Dear Tulane Community:
Much of this week has been devoted to keeping our campuses informed about the ongoing outbreak caused by the new coronavirus 2019-nCoV. The risk to members of the Tulane community from this coronavirus remains low, but as a global university with students, scholars and researchers from around the world, we are closely monitoring this evolving situation and taking all necessary precautions.
As Tulanians, I believe you will share my pride in learning that the university’s community of scholars, upon learning of the outbreak, immediately began working across disciplines to develop diagnoses, vaccines and treatments for 2019-nCoV. Our scientists are world leaders in infectious disease research, and Tulane has a long history of battling such outbreaks. This began with our founding as a medical school devoted to fighting yellow fever and continued through the Ebola outbreak, where we helped create the first rapid field test for the disease. We are also deeply involved in the development of new vaccines for tuberculosis, polio, diarrheal diseases, Zika, HIV and more.

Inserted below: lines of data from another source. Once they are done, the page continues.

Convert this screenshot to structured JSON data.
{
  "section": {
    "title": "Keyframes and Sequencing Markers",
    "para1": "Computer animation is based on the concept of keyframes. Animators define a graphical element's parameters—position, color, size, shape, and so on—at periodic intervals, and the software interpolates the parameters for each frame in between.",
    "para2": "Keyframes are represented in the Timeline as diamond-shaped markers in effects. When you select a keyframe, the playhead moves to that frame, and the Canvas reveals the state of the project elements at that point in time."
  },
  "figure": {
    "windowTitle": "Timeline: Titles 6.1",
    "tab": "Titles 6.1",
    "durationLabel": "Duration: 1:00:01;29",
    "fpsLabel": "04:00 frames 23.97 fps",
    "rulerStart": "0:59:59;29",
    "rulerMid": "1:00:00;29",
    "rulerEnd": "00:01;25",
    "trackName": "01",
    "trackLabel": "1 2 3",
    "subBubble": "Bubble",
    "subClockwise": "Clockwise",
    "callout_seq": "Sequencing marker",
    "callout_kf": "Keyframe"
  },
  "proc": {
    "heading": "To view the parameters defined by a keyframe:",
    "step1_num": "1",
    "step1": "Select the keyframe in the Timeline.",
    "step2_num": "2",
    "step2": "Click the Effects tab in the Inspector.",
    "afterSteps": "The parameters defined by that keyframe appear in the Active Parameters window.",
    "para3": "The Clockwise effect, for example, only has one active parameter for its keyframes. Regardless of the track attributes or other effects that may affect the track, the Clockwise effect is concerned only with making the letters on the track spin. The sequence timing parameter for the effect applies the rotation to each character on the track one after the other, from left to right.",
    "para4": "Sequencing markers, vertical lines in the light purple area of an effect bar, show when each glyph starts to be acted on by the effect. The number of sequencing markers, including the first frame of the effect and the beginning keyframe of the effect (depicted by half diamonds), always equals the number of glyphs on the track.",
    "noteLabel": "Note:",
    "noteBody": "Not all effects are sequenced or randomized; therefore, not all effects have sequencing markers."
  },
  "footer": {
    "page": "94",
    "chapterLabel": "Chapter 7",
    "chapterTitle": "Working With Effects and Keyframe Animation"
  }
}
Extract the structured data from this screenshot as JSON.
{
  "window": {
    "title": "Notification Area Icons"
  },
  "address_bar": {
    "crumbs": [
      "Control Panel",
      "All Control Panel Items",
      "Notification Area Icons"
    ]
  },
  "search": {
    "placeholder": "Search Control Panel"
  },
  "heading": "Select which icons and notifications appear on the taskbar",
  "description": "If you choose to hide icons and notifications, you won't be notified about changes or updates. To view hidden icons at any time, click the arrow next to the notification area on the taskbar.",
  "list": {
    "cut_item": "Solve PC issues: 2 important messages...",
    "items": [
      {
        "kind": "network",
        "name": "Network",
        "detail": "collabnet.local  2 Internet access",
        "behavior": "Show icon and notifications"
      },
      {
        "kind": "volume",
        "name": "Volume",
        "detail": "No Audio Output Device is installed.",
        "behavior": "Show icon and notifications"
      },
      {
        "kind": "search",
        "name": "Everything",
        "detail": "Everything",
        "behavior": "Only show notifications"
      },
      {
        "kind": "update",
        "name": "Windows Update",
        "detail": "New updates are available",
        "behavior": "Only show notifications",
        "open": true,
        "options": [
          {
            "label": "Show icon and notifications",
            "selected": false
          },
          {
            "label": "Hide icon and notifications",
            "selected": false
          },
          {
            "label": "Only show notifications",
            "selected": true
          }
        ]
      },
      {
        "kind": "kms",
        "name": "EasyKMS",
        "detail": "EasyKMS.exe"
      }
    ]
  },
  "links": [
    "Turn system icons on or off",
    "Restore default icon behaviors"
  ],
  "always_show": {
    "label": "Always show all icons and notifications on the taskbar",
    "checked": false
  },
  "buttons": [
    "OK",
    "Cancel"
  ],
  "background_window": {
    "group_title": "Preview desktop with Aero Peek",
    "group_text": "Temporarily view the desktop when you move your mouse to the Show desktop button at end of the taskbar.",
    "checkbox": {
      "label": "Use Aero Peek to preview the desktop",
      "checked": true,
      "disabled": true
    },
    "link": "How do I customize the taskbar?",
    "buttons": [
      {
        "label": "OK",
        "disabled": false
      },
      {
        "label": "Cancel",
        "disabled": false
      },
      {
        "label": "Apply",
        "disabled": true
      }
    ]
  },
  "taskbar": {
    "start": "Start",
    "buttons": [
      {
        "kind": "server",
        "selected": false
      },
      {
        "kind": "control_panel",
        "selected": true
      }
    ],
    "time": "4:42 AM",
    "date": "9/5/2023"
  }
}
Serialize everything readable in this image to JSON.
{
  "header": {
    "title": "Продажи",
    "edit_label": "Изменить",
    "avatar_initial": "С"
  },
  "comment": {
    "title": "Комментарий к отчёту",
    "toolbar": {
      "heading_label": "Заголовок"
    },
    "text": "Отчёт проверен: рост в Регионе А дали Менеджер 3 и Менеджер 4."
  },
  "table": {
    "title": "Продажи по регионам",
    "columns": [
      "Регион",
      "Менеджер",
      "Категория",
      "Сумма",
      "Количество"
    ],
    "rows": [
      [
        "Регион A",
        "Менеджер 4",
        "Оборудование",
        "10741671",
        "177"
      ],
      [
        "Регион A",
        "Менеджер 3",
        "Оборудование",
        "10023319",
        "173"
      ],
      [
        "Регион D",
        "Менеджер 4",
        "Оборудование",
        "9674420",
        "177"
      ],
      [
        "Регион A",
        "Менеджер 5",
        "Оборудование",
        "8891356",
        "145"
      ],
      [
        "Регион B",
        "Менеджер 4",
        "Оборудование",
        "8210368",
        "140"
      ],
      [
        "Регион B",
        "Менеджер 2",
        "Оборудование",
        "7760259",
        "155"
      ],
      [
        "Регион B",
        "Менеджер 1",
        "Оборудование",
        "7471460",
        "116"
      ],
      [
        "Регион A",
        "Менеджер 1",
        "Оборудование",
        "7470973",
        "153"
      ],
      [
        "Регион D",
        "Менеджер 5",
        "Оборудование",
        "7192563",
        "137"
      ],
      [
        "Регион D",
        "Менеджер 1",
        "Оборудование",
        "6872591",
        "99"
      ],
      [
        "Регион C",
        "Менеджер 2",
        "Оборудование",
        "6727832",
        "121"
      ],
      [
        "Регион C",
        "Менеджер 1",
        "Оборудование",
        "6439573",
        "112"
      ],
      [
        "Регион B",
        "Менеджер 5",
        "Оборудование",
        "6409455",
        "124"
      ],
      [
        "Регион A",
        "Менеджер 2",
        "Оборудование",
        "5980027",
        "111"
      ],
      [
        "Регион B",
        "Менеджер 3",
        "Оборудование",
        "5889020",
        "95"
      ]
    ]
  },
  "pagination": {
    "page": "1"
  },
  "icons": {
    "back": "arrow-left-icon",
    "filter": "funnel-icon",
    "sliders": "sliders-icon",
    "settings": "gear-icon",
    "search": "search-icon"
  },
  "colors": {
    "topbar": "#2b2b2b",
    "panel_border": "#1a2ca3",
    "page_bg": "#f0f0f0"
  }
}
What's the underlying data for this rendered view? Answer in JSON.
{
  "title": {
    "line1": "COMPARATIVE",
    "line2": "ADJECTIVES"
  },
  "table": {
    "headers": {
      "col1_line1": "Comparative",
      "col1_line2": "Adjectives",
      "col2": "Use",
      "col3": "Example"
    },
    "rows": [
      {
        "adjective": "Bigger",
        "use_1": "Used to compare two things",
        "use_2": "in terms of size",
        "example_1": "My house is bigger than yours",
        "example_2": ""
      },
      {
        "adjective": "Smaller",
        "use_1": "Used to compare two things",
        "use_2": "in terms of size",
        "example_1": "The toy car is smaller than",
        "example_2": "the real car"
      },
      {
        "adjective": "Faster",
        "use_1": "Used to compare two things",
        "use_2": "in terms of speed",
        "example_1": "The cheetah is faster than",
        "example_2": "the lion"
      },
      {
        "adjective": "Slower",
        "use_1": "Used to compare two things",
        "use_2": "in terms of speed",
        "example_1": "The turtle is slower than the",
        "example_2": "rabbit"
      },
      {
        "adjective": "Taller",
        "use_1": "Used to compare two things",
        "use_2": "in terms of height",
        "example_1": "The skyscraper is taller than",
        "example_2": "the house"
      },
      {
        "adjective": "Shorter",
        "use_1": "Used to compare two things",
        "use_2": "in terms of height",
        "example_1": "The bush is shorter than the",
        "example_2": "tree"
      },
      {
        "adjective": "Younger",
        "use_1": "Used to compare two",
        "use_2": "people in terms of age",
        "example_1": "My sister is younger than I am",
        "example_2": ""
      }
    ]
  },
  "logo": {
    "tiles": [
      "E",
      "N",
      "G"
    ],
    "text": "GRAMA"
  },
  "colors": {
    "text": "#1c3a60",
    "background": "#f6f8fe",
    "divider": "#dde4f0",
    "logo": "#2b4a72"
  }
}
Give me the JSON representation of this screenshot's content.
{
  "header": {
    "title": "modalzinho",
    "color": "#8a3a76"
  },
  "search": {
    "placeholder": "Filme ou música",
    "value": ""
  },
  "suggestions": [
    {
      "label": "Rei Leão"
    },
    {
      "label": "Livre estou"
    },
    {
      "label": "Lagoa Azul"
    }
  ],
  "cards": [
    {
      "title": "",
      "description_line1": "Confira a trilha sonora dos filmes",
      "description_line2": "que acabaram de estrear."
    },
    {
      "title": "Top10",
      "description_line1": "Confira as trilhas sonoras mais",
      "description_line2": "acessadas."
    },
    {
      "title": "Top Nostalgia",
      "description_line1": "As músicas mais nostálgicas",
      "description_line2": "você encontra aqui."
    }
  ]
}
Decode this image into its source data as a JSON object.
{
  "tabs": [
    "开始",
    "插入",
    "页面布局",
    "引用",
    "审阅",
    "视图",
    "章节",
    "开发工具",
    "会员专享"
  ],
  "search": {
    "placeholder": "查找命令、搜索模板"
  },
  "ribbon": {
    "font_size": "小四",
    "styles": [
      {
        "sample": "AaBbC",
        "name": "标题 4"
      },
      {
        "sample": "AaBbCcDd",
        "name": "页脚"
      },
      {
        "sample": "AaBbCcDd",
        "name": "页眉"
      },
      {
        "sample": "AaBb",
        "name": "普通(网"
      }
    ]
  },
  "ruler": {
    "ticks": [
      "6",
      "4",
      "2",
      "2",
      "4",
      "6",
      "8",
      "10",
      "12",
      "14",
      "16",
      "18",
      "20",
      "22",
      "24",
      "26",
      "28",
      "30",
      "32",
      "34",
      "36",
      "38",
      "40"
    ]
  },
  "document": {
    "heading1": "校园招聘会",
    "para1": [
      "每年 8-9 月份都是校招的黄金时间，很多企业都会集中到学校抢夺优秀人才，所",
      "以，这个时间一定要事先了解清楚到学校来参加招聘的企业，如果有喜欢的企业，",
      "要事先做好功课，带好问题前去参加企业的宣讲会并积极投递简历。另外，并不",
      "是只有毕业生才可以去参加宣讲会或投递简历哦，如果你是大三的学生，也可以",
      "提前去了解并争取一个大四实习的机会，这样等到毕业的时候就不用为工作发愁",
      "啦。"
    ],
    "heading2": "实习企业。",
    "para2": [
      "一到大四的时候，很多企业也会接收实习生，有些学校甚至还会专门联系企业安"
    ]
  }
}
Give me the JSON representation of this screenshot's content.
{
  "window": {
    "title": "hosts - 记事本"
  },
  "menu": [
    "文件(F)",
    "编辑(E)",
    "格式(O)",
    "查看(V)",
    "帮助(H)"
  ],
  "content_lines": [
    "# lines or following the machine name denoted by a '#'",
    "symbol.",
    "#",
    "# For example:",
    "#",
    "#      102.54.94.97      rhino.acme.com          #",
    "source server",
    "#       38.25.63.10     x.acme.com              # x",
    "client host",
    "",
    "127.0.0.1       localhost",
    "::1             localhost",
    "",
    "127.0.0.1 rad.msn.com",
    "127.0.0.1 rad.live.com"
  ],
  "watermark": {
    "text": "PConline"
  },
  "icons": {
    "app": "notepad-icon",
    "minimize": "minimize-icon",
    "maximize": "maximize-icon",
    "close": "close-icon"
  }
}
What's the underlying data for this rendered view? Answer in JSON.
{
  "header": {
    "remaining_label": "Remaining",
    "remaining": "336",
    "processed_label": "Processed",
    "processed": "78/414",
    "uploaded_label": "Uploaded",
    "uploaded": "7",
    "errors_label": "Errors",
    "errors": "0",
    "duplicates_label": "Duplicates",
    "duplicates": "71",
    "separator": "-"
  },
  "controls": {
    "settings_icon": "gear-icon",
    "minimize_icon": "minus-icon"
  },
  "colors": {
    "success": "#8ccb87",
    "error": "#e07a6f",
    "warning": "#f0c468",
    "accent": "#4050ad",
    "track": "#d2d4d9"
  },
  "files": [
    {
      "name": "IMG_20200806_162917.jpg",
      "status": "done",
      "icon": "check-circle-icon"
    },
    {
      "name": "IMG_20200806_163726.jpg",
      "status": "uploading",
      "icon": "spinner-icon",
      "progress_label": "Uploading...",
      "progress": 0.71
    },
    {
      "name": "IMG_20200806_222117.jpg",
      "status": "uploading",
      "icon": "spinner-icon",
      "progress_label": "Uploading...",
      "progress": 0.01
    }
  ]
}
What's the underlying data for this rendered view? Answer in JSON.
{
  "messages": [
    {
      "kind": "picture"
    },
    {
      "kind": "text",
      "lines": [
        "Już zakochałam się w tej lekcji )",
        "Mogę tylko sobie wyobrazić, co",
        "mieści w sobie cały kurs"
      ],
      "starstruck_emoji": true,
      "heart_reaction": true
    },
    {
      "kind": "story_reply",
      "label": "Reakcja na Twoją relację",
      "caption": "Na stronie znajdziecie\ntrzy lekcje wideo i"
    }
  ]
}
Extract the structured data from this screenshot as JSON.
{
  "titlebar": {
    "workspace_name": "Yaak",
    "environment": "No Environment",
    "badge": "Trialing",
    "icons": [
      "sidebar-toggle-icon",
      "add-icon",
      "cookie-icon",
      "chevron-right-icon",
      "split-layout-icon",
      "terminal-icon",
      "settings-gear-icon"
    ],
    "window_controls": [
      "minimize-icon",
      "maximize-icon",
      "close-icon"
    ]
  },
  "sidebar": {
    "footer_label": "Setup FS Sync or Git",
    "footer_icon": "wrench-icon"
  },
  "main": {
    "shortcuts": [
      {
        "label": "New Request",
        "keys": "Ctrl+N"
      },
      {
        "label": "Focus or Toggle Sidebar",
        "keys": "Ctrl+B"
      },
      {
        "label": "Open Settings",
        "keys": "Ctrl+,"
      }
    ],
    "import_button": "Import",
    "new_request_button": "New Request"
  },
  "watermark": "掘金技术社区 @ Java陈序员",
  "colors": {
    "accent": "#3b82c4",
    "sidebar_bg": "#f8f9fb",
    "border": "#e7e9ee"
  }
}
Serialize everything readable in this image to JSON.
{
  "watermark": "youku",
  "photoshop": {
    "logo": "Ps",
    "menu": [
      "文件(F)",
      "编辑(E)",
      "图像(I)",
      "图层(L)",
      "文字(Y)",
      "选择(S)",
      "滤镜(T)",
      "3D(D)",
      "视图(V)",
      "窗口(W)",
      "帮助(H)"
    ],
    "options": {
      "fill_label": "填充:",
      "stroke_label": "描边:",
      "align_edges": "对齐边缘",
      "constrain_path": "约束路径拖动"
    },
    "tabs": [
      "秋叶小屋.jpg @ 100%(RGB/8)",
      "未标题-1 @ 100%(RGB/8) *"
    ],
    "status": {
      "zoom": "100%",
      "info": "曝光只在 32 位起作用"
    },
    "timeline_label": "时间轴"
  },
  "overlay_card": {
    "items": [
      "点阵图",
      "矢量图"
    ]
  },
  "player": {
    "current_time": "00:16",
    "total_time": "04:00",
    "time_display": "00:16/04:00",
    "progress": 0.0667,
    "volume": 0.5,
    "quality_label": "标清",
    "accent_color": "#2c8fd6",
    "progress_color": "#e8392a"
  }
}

In addition to our 2019-nCoV research, we are working on a new approach — an early warning system to detect and track disease threats before they break onto the world stage as full-blown health crises. Such a system would give Tulane and other universities a head start in discovering vaccines and treatments for new or re-emerging diseases before they spread globally. In other words, this system might avoid future outbreaks such as the current one from happening at all.
Incidents such as the 2019-nCoV outbreak remind us of how deeply interconnected our world is and that we must rely on and support one another, particularly during times like this. Our hearts and prayers go out to all those who have been impacted by this outbreak, especially in China, where many of our students, scientists and staff have family and friends.